Records excerpted from a collection:
---

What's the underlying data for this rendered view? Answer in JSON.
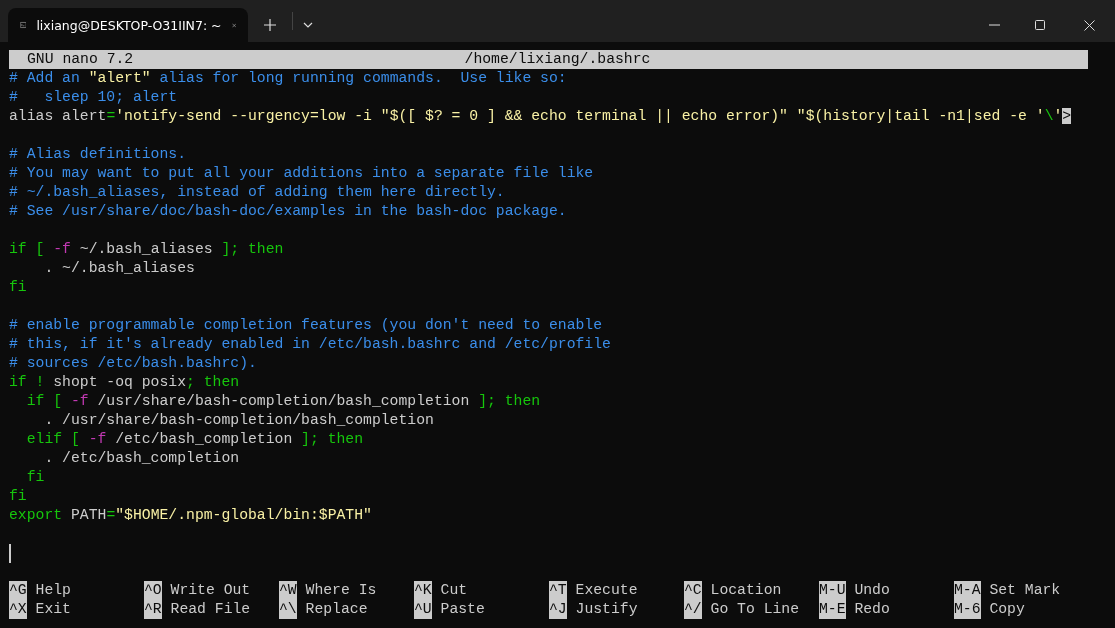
{
  "window": {
    "tab": {
      "title": "lixiang@DESKTOP-O31IIN7: ~",
      "selected": true
    }
  },
  "titlebar": {
    "app": "GNU nano 7.2",
    "file": "/home/lixiang/.bashrc"
  },
  "lines": [
    {
      "kind": "code",
      "segments": [
        {
          "kind": "comment",
          "text": "# Add an "
        },
        {
          "kind": "string",
          "text": "\"alert\""
        },
        {
          "kind": "comment",
          "text": " alias for long running commands.  Use like so:"
        }
      ]
    },
    {
      "kind": "code",
      "segments": [
        {
          "kind": "comment",
          "text": "#   sleep 10; alert"
        }
      ]
    },
    {
      "kind": "code",
      "segments": [
        {
          "kind": "plain",
          "text": "alias alert"
        },
        {
          "kind": "keyword",
          "text": "="
        },
        {
          "kind": "string",
          "text": "'notify-send --urgency=low -i \"$([ $? = 0 ] && echo terminal || echo error)\" \"$(history|tail -n1|sed -e '"
        },
        {
          "kind": "keyword",
          "text": "\\"
        },
        {
          "kind": "string",
          "text": "'"
        },
        {
          "kind": "overflow",
          "text": ">"
        }
      ]
    },
    {
      "kind": "blank"
    },
    {
      "kind": "code",
      "segments": [
        {
          "kind": "comment",
          "text": "# Alias definitions."
        }
      ]
    },
    {
      "kind": "code",
      "segments": [
        {
          "kind": "comment",
          "text": "# You may want to put all your additions into a separate file like"
        }
      ]
    },
    {
      "kind": "code",
      "segments": [
        {
          "kind": "comment",
          "text": "# ~/.bash_aliases, instead of adding them here directly."
        }
      ]
    },
    {
      "kind": "code",
      "segments": [
        {
          "kind": "comment",
          "text": "# See /usr/share/doc/bash-doc/examples in the bash-doc package."
        }
      ]
    },
    {
      "kind": "blank"
    },
    {
      "kind": "code",
      "segments": [
        {
          "kind": "keyword",
          "text": "if [ "
        },
        {
          "kind": "flag",
          "text": "-f"
        },
        {
          "kind": "plain",
          "text": " ~/.bash_aliases "
        },
        {
          "kind": "keyword",
          "text": "]; then"
        }
      ]
    },
    {
      "kind": "code",
      "segments": [
        {
          "kind": "plain",
          "text": "    . ~/.bash_aliases"
        }
      ]
    },
    {
      "kind": "code",
      "segments": [
        {
          "kind": "keyword",
          "text": "fi"
        }
      ]
    },
    {
      "kind": "blank"
    },
    {
      "kind": "code",
      "segments": [
        {
          "kind": "comment",
          "text": "# enable programmable completion features (you don't need to enable"
        }
      ]
    },
    {
      "kind": "code",
      "segments": [
        {
          "kind": "comment",
          "text": "# this, if it's already enabled in /etc/bash.bashrc and /etc/profile"
        }
      ]
    },
    {
      "kind": "code",
      "segments": [
        {
          "kind": "comment",
          "text": "# sources /etc/bash.bashrc)."
        }
      ]
    },
    {
      "kind": "code",
      "segments": [
        {
          "kind": "keyword",
          "text": "if !"
        },
        {
          "kind": "plain",
          "text": " shopt -oq posix"
        },
        {
          "kind": "keyword",
          "text": "; then"
        }
      ]
    },
    {
      "kind": "code",
      "segments": [
        {
          "kind": "keyword",
          "text": "  if [ "
        },
        {
          "kind": "flag",
          "text": "-f"
        },
        {
          "kind": "plain",
          "text": " /usr/share/bash-completion/bash_completion "
        },
        {
          "kind": "keyword",
          "text": "]; then"
        }
      ]
    },
    {
      "kind": "code",
      "segments": [
        {
          "kind": "plain",
          "text": "    . /usr/share/bash-completion/bash_completion"
        }
      ]
    },
    {
      "kind": "code",
      "segments": [
        {
          "kind": "keyword",
          "text": "  elif [ "
        },
        {
          "kind": "flag",
          "text": "-f"
        },
        {
          "kind": "plain",
          "text": " /etc/bash_completion "
        },
        {
          "kind": "keyword",
          "text": "]; then"
        }
      ]
    },
    {
      "kind": "code",
      "segments": [
        {
          "kind": "plain",
          "text": "    . /etc/bash_completion"
        }
      ]
    },
    {
      "kind": "code",
      "segments": [
        {
          "kind": "keyword",
          "text": "  fi"
        }
      ]
    },
    {
      "kind": "code",
      "segments": [
        {
          "kind": "keyword",
          "text": "fi"
        }
      ]
    },
    {
      "kind": "code",
      "segments": [
        {
          "kind": "keyword",
          "text": "export"
        },
        {
          "kind": "plain",
          "text": " PATH"
        },
        {
          "kind": "keyword",
          "text": "="
        },
        {
          "kind": "string",
          "text": "\"$HOME/.npm-global/bin:$PATH\""
        }
      ]
    },
    {
      "kind": "blank"
    },
    {
      "kind": "cursor"
    }
  ],
  "shortcut_bar": {
    "rows": [
      {
        "items": [
          {
            "key": "^G",
            "label": "Help"
          },
          {
            "key": "^O",
            "label": "Write Out"
          },
          {
            "key": "^W",
            "label": "Where Is"
          },
          {
            "key": "^K",
            "label": "Cut"
          },
          {
            "key": "^T",
            "label": "Execute"
          },
          {
            "key": "^C",
            "label": "Location"
          },
          {
            "key": "M-U",
            "label": "Undo"
          },
          {
            "key": "M-A",
            "label": "Set Mark"
          }
        ]
      },
      {
        "items": [
          {
            "key": "^X",
            "label": "Exit"
          },
          {
            "key": "^R",
            "label": "Read File"
          },
          {
            "key": "^\\",
            "label": "Replace"
          },
          {
            "key": "^U",
            "label": "Paste"
          },
          {
            "key": "^J",
            "label": "Justify"
          },
          {
            "key": "^/",
            "label": "Go To Line"
          },
          {
            "key": "M-E",
            "label": "Redo"
          },
          {
            "key": "M-6",
            "label": "Copy"
          }
        ]
      }
    ]
  }
}
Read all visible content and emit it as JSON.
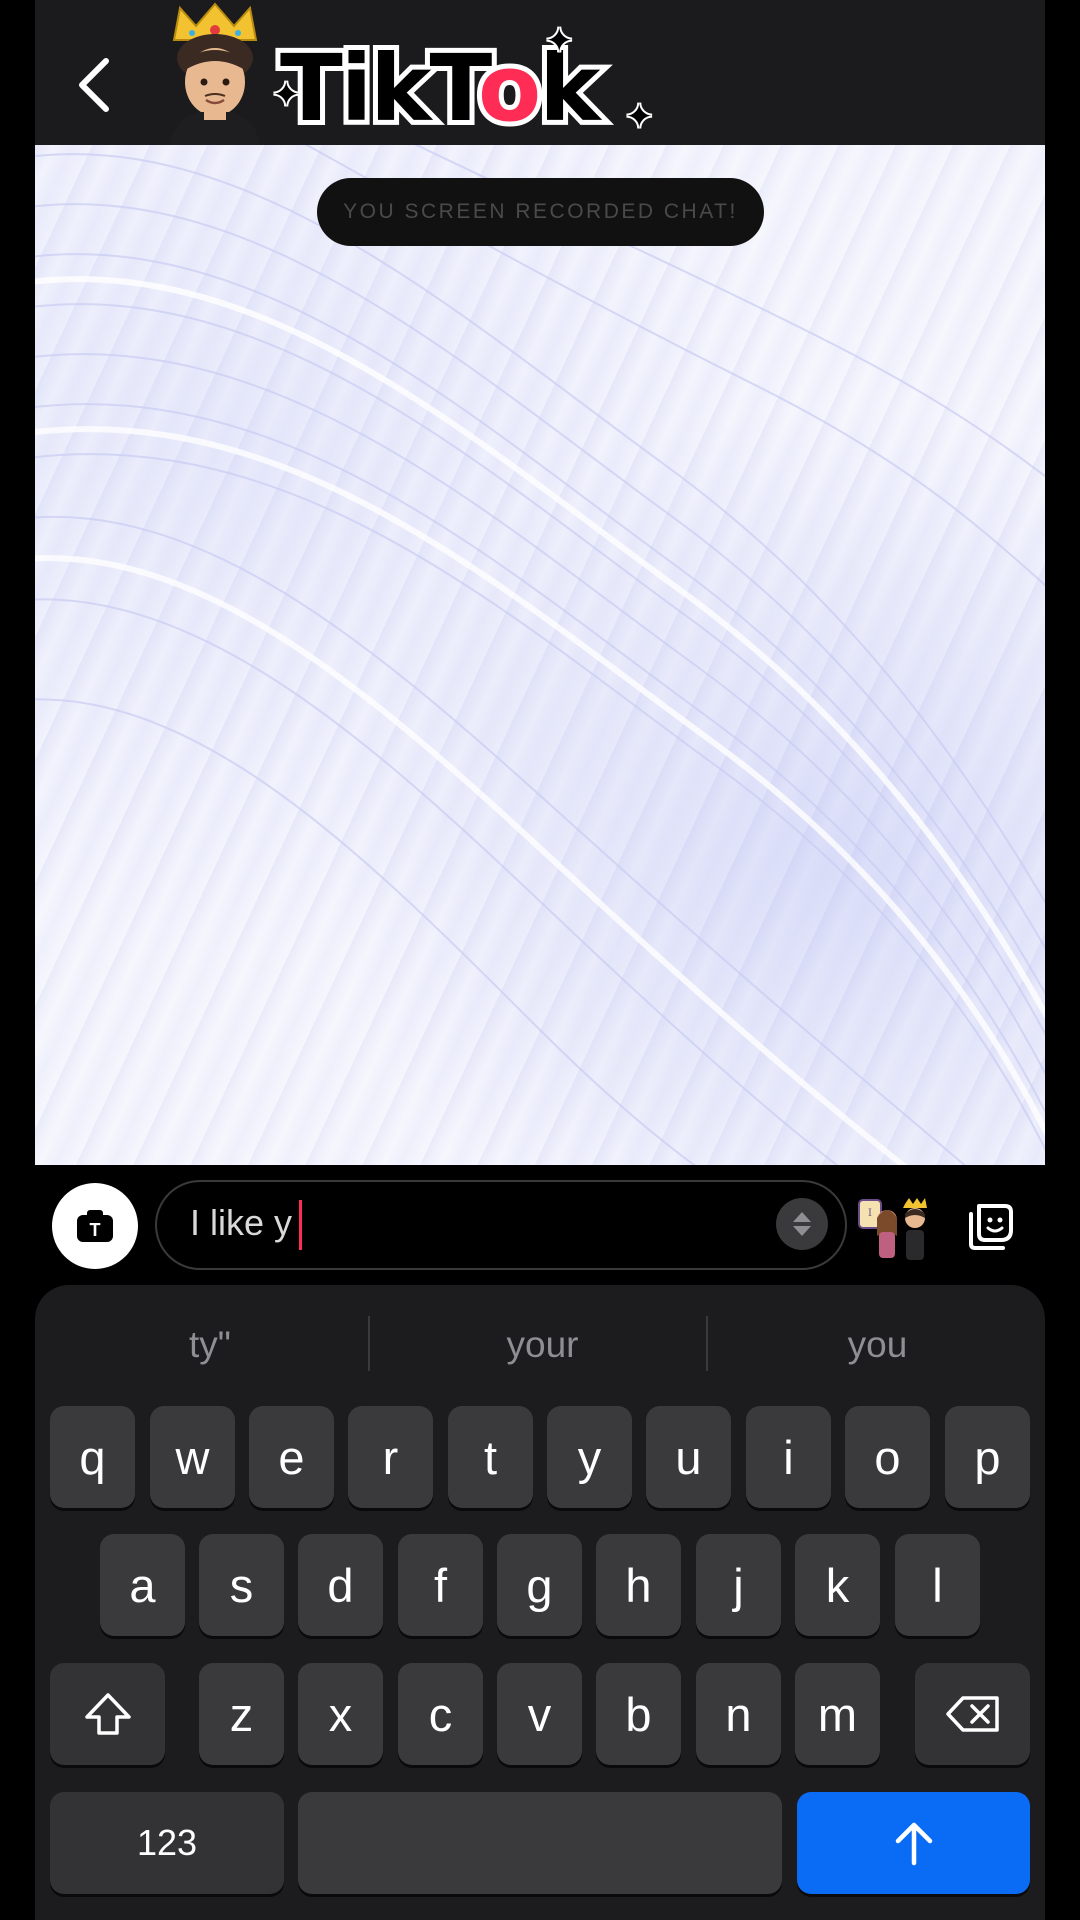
{
  "header": {
    "brand_text": "TikTok",
    "icons": {
      "back": "chevron-left-icon",
      "avatar": "bitmoji-king-avatar"
    }
  },
  "chat": {
    "banner": "YOU SCREEN RECORDED CHAT!"
  },
  "composer": {
    "message_value": "I like y",
    "icons": {
      "camera": "camera-icon",
      "stepper": "up-down-stepper-icon",
      "bitmoji": "bitmoji-pair-icon",
      "sticker": "sticker-icon"
    }
  },
  "keyboard": {
    "suggestions": [
      "ty\"",
      "your",
      "you"
    ],
    "row1": [
      "q",
      "w",
      "e",
      "r",
      "t",
      "y",
      "u",
      "i",
      "o",
      "p"
    ],
    "row2": [
      "a",
      "s",
      "d",
      "f",
      "g",
      "h",
      "j",
      "k",
      "l"
    ],
    "row3": [
      "z",
      "x",
      "c",
      "v",
      "b",
      "n",
      "m"
    ],
    "numbers_label": "123",
    "icons": {
      "shift": "shift-arrow-icon",
      "backspace": "backspace-icon",
      "send": "send-arrow-up-icon"
    }
  },
  "colors": {
    "accent_blue": "#0a6cf5",
    "caret_red": "#ff2d55",
    "key_bg": "#3a3a3c",
    "keyboard_bg": "#1c1c1e"
  }
}
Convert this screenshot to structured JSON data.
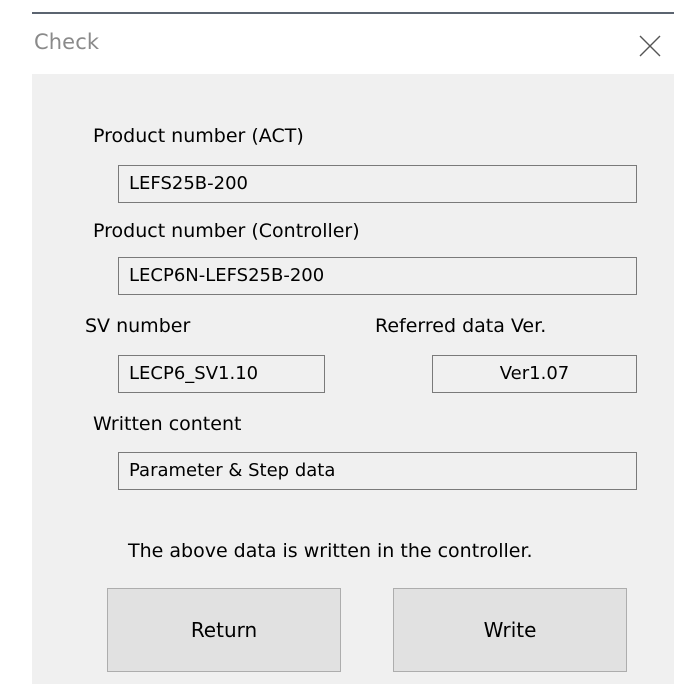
{
  "window": {
    "title": "Check",
    "close_icon": "close-icon"
  },
  "fields": {
    "product_act": {
      "label": "Product number (ACT)",
      "value": "LEFS25B-200"
    },
    "product_controller": {
      "label": "Product number (Controller)",
      "value": "LECP6N-LEFS25B-200"
    },
    "sv_number": {
      "label": "SV number",
      "value": "LECP6_SV1.10"
    },
    "referred_data_ver": {
      "label": "Referred data Ver.",
      "value": "Ver1.07"
    },
    "written_content": {
      "label": "Written content",
      "value": "Parameter & Step data"
    }
  },
  "message": "The above data is written in the controller.",
  "buttons": {
    "return_label": "Return",
    "write_label": "Write"
  },
  "colors": {
    "dialog_background": "#f0f0f0",
    "button_background": "#e1e1e1",
    "titlebar_border": "#5b6470"
  }
}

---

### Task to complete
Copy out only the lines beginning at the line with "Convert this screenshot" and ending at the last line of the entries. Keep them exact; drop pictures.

### Task response
Convert this screenshot to structured JSON data.
{
  "window": {
    "title": "Check",
    "close_icon": "close-icon"
  },
  "fields": {
    "product_act": {
      "label": "Product number (ACT)",
      "value": "LEFS25B-200"
    },
    "product_controller": {
      "label": "Product number (Controller)",
      "value": "LECP6N-LEFS25B-200"
    },
    "sv_number": {
      "label": "SV number",
      "value": "LECP6_SV1.10"
    },
    "referred_data_ver": {
      "label": "Referred data Ver.",
      "value": "Ver1.07"
    },
    "written_content": {
      "label": "Written content",
      "value": "Parameter & Step data"
    }
  },
  "message": "The above data is written in the controller.",
  "buttons": {
    "return_label": "Return",
    "write_label": "Write"
  },
  "colors": {
    "dialog_background": "#f0f0f0",
    "button_background": "#e1e1e1",
    "titlebar_border": "#5b6470"
  }
}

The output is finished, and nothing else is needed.